I have a longer post which I will put up later, but for now I thought I would leave you with this since it doesn’t fit in with my other post.
In Media Ecologies, Fuller writes: “The MP3 file format, which has achieved such mass usage as a means of circulating tracks via the Internet, is designed simply to match the included middle of the audio spectrum audible to the human ear. Thus, it obliterates the range of musics designed to be heard with the remainder of the body via bass. This is not simply a white technological cleansing of black music but the configuration of organs, a call to order for the gut, the arse, to stop vibrating and leave the serious work of signal processing to the head” (40-41).
This immediately made me think of Jay-Z’s song “Dirt Off Your Shoulder,” which begins: “You’re now tuned into the m—-f—- greatest / Turn the music up in the headphones.” This is clearly not an instance of “white technological cleansing of black music,” but an acknowledgment by artists that the method of listening to their music has changed. The music hasn’t been cleansed, it’s evolved in order to become a part of the insular world created by MP3 players. Nevermind the fact that some DJ’s (and many a dorm room party) use their computers to play MP3s, which once again allows listeners to use senses other than hearing to experience the music played.
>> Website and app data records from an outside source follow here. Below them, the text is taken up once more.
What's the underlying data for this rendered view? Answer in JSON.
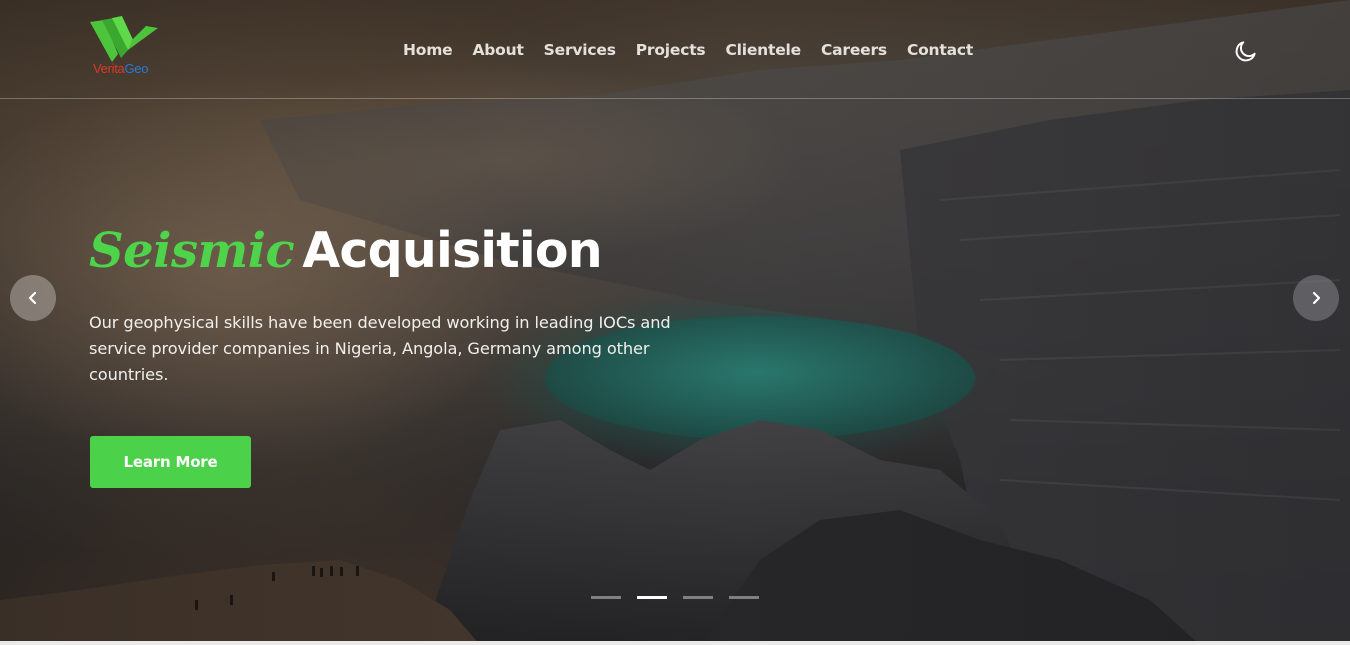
{
  "brand": {
    "logo_text_part1": "Verita",
    "logo_text_part2": "Geo",
    "logo_green": "#4cc53c",
    "logo_red": "#d83a2a",
    "logo_blue": "#2a7ad8"
  },
  "nav": {
    "items": [
      {
        "label": "Home"
      },
      {
        "label": "About"
      },
      {
        "label": "Services"
      },
      {
        "label": "Projects"
      },
      {
        "label": "Clientele"
      },
      {
        "label": "Careers"
      },
      {
        "label": "Contact"
      }
    ],
    "theme_toggle_icon": "moon-icon"
  },
  "hero": {
    "headline_accent": "Seismic",
    "headline_main": "Acquisition",
    "description": "Our geophysical skills have been developed working in leading IOCs and service provider companies in Nigeria, Angola, Germany among other countries.",
    "cta_label": "Learn More",
    "prev_icon": "chevron-left-icon",
    "next_icon": "chevron-right-icon",
    "slide_count": 4,
    "active_slide": 2
  },
  "colors": {
    "accent_green": "#4ed44a",
    "button_green": "#4cd14a",
    "text_white": "#ffffff"
  }
}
The music itself signals a life outside the MP3 player – think of Fifty Cent’s “In Da Club,” which presents a double articulation: he describes his experience in the club while knowing that the song will also be played in clubs . . . perhaps in MP3 format.